Confrontation: At the BMW Championship, after a loss in a dramatic six-hole playoff, DeChambeau confronted a fan who had said to him: “Good job, Brooksie,” ESPN reported. A few weeks later, PGA Tour commissioner Jay Monahan announced that anyone yelling “Brooksie” — or exhibiting any behavior that didn’t align with the Tour’s code of conduct for fans — would be subject to dismissal from tournament grounds. Score: Out of bounds. Again.
Ryder Cup: While golf is an individual sport — and you’re free to like or dislike anyone you so choose — it occasionally is a team event, and the bad blood made for potential uneasiness for U.S. Ryder Cup captain Steve Stricker when DeChambeau and Koepka automatically qualified for the team. But in the end, the Americans won, the two even told Stricker they would play together if asked and, in another viral moment, after encouragement from teammates, they hugged at the winner’s press conference, though both later admitted it was “forced.” Score: Birdie. Though noteworthy, the U.S. win was bigger than this.
The Match: A few weeks later, it was announced that DeChambeau and Koepka would play in the fifth edition of the Match, on the day after Thanksgiving, at the Wynn Golf Club in Las Vegas. Koepka won 5 and 3 in the 12-hole event. Score: Par. The Match was again fun. But more because of announcers Phil Mickelson and Charles Barkley.

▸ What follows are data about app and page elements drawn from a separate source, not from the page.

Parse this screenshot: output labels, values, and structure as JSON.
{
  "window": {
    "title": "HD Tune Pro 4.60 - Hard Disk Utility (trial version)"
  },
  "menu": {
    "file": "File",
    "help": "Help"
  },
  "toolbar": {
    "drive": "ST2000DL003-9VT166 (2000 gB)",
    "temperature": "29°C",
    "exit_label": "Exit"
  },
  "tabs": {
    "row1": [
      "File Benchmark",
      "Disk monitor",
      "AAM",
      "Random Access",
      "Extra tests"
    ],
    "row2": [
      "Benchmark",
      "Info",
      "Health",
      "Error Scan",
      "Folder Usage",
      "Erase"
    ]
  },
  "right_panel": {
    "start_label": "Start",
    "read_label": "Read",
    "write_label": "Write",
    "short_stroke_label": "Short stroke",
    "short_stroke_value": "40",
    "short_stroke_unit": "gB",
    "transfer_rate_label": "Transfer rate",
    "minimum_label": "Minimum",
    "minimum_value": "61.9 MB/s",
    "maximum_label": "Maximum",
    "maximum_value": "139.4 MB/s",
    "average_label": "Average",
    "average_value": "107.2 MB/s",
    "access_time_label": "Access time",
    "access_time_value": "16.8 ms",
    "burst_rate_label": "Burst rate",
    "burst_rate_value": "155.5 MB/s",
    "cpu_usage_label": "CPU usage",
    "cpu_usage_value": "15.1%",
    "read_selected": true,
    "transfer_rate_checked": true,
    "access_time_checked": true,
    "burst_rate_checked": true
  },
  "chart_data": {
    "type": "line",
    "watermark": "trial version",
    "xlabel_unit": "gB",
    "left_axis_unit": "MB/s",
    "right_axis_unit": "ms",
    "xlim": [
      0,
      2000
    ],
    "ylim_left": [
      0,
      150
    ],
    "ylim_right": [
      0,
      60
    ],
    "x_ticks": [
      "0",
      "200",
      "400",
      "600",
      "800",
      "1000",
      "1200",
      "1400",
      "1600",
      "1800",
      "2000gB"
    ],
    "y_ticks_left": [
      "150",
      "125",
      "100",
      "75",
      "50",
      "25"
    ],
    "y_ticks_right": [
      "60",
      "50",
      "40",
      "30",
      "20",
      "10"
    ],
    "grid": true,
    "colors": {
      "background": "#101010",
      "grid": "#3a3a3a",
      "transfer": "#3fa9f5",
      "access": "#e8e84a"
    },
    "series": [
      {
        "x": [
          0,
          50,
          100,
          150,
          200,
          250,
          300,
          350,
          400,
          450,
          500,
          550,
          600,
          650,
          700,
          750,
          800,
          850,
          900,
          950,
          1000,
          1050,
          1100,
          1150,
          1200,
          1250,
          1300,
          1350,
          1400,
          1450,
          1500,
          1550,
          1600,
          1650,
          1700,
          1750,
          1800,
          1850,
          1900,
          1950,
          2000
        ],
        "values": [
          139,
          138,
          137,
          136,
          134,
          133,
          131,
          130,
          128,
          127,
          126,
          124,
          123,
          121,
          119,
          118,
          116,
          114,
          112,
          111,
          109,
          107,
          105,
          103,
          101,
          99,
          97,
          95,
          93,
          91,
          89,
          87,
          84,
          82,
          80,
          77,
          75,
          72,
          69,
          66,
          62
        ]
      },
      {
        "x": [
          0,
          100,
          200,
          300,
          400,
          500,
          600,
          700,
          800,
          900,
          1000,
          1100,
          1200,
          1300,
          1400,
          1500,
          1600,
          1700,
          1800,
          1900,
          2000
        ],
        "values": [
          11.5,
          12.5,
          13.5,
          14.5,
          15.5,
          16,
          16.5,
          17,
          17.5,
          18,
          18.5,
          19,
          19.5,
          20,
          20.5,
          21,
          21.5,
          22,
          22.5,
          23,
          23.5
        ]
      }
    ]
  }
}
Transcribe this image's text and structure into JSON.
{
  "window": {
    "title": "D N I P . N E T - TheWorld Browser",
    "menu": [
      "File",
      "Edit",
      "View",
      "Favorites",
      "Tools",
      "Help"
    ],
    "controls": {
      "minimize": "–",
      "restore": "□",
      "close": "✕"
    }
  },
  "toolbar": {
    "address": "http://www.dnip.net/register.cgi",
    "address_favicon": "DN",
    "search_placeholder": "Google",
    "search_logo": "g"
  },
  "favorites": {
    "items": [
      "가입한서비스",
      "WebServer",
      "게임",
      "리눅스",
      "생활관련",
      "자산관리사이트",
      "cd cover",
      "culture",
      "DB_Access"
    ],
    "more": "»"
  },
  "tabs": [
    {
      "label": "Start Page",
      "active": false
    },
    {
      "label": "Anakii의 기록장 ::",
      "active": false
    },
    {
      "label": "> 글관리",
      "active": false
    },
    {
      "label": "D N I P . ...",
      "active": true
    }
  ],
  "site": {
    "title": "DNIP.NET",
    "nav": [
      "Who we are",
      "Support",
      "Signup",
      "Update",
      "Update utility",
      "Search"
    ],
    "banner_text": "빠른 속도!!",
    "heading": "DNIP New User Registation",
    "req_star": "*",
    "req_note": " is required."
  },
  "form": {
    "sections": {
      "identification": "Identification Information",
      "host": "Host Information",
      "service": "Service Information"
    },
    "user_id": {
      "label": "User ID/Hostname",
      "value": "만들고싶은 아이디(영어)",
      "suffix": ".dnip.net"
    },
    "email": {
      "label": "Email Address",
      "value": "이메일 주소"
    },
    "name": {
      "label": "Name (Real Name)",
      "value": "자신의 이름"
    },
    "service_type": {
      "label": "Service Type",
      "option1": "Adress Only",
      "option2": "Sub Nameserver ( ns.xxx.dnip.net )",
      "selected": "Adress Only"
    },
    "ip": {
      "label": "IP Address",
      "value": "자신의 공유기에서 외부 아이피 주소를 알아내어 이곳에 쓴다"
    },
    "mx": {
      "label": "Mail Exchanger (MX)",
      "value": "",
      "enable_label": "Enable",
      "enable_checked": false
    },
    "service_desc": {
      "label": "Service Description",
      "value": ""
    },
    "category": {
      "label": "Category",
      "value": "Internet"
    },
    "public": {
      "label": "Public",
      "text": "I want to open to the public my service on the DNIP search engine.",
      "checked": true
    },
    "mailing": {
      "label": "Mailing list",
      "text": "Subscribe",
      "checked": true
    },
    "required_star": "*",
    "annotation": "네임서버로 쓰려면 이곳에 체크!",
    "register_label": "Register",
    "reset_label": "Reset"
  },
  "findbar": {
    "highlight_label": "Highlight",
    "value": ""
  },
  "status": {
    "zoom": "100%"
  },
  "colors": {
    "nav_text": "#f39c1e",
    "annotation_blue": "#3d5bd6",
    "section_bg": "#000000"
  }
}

Why do we care about Bryson DeChambeau vs. Brooks Koepka?
Good question. So I asked two of our GOLF.com staffers and answered it myself, too.
Nick Piastowski: It’s the car crash theory, right? Something out of the ordinary just makes you want to slow down and check the damage, even though there’s really no reason to, and it actually does more harm than good. Same thing here. Golf, for the most part, is a friendly pastime, but Brooks-Bryson makes you rubberneck, whether you like it or not.
James Colgan: We care about Brooks and Bryson for the same reason we care about every unnecessary and wholly over-the-top sports drama: It’s entertainment. It breaks up the monotony of the week-in, week-out grind of the PGA Tour and gives us a reason to watch and care about golf’s biggest names beyond them being golf’s biggest names. Bryson/Brooks, for all its recent phoniness, was arguably golf’s most broadly understood story of 2021. People who weren’t fans of golf — even those who were barely golfers themselves — had an opinion about what transpired. Sure, it ended on the hokeyest possible note, but that doesn’t diminish the value of the entertainment that came before it. Maybe we don’t care as much anymore, but we should be glad we did. For a sport constantly whining about overly-sanitized stars, it feels fairly hypocritical to criticize something that was legitimately fun, however fleeting.
Josh Berhow: We care because golf needs more rivalries, which in turn makes TV better and the entire product more entertaining. However, there are levels to this. While I don’t think they care for each other too much, the recent stages of their “feud” came off as more of a marketing ploy — which eventually led to their match in Vegas. That was cute and all, but it was hardly major-championship pressure. It’s something to keep an eye on, though, because if we ever get lucky enough to see these two in the final pairing on Sunday of a major, the pleasantries will go out the window and THAT will be must-watch TV.
What’s next between Bryson DeChambeau and Brooks Koepka?
Your guess is as good as anyone’s, but here’s a thought: It’ll be nothing until it’s something. Imagine what happens when DeChambeau and Koepka play in an actual event. We almost had it at the Hero World Challenge at the start of the month — and Koepka was, again, all over it.
Reporter: “And have you noticed by any chance that there could be part two of last week’s spanking of Bryson since you guys are right there, in one and two? Given any thought to that now?”
Koepka: “No, I don’t give any thought to it because there should be no part two. I mean, I won the online battle, he can’t trash talk, and I’ve won the golf. So 2-0 — it’s tough to come back from.”